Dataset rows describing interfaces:

>>>>>

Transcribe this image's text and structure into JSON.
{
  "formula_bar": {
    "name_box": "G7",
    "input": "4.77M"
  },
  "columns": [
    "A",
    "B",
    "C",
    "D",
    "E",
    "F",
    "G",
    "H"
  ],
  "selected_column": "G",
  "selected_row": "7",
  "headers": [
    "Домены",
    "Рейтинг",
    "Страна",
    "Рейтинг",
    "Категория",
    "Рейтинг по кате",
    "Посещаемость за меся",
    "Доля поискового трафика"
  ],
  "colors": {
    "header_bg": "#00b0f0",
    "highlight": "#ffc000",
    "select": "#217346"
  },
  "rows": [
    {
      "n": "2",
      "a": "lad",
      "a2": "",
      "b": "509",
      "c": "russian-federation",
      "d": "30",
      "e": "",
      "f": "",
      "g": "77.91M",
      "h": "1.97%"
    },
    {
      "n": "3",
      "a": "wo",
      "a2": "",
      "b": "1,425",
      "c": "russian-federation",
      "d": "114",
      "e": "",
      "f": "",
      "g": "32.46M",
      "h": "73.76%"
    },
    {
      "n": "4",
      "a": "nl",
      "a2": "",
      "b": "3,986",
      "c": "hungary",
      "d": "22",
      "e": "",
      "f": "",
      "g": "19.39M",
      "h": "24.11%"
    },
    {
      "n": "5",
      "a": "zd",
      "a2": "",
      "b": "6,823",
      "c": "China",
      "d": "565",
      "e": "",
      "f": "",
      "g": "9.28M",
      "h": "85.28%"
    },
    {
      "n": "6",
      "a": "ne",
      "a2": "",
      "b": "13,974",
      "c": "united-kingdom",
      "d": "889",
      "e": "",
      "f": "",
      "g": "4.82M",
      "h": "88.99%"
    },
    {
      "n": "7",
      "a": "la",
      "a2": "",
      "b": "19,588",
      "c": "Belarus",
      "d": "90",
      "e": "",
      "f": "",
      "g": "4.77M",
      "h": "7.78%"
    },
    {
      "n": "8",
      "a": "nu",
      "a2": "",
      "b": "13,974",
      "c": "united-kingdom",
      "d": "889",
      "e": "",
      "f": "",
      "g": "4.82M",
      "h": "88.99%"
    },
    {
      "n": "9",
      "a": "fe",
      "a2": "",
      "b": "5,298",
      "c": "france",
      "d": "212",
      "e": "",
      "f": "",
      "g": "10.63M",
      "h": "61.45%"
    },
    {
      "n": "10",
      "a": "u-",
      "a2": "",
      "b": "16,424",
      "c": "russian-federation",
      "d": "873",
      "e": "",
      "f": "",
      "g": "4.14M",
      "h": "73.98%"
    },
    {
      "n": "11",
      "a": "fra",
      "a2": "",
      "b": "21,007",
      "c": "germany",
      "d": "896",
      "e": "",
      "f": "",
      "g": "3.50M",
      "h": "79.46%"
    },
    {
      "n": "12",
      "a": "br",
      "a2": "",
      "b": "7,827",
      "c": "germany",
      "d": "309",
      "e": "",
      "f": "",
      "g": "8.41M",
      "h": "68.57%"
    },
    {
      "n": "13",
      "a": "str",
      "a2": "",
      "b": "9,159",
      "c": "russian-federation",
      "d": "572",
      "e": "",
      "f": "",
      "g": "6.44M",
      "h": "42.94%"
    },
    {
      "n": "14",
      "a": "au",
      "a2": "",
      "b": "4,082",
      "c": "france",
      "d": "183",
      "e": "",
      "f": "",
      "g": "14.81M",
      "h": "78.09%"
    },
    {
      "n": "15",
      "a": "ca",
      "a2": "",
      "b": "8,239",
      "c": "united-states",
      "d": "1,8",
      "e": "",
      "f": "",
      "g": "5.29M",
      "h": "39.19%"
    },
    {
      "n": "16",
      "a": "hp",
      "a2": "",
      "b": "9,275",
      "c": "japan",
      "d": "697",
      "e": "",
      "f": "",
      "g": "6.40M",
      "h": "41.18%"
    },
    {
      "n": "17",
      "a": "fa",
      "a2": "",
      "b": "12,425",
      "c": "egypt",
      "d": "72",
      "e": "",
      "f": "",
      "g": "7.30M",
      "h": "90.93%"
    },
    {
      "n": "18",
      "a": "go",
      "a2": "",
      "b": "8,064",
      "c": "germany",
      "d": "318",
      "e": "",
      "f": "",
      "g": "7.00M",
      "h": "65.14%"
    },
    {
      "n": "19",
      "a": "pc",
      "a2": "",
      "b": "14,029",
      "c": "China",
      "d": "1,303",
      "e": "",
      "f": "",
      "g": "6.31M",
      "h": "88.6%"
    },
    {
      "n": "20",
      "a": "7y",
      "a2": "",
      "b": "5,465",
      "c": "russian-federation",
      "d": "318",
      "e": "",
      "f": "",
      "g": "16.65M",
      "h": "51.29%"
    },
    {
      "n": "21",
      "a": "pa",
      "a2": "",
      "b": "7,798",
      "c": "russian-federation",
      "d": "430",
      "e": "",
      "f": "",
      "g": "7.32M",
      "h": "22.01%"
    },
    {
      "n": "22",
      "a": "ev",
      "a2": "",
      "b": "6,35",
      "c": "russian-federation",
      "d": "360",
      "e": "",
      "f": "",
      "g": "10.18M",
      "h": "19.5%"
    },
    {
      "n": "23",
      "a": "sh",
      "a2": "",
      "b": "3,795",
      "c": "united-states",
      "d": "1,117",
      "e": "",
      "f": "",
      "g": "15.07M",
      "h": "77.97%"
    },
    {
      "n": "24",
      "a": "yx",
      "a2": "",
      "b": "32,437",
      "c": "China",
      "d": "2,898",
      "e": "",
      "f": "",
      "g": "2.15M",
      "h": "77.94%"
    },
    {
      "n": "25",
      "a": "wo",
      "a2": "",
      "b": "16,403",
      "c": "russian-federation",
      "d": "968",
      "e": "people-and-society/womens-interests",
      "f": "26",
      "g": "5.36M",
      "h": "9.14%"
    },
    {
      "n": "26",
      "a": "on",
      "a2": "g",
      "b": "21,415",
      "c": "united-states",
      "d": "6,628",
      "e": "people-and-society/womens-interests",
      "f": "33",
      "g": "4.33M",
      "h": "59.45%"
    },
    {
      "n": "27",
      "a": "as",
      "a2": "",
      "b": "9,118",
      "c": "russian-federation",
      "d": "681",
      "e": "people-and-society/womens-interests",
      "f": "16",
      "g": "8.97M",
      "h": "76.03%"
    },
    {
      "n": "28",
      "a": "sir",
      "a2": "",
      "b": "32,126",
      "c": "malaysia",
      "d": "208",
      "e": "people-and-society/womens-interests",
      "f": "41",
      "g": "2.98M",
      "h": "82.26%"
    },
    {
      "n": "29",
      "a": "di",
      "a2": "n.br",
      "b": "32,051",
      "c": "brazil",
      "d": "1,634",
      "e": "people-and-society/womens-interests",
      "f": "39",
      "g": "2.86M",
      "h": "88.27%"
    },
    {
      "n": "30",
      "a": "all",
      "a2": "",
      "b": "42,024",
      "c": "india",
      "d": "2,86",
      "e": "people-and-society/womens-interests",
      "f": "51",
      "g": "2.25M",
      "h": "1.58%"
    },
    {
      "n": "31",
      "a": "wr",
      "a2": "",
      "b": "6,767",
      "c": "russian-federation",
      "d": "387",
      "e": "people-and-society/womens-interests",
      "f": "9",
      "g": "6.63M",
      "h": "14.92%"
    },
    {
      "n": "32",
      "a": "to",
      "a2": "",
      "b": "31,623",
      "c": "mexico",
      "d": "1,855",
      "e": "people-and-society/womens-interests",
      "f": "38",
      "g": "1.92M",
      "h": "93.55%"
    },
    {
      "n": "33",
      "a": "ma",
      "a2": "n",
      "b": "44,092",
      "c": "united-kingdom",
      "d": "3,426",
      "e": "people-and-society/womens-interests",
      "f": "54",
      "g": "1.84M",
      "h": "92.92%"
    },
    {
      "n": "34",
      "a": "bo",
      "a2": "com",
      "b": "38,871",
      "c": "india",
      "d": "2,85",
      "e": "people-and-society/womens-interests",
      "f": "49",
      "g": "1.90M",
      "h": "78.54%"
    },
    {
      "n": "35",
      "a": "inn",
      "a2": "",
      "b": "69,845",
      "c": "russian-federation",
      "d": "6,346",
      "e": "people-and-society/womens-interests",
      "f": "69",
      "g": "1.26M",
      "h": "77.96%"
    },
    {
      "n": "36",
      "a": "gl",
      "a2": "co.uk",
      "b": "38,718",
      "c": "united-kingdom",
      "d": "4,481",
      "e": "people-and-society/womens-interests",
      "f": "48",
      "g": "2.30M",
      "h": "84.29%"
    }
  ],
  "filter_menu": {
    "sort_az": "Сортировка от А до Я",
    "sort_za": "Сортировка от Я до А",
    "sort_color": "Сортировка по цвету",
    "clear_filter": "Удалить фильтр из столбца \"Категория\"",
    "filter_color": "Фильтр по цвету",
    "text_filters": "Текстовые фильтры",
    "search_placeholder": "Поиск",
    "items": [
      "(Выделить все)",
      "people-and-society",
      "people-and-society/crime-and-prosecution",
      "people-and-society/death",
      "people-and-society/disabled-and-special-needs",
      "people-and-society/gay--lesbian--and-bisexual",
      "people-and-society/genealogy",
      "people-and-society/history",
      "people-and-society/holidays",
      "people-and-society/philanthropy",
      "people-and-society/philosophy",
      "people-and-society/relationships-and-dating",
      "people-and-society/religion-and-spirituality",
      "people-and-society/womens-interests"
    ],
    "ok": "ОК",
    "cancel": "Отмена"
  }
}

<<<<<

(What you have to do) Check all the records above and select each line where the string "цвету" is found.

(Reply to the task)
    "sort_color": "Сортировка по цвету",
    "filter_color": "Фильтр по цвету",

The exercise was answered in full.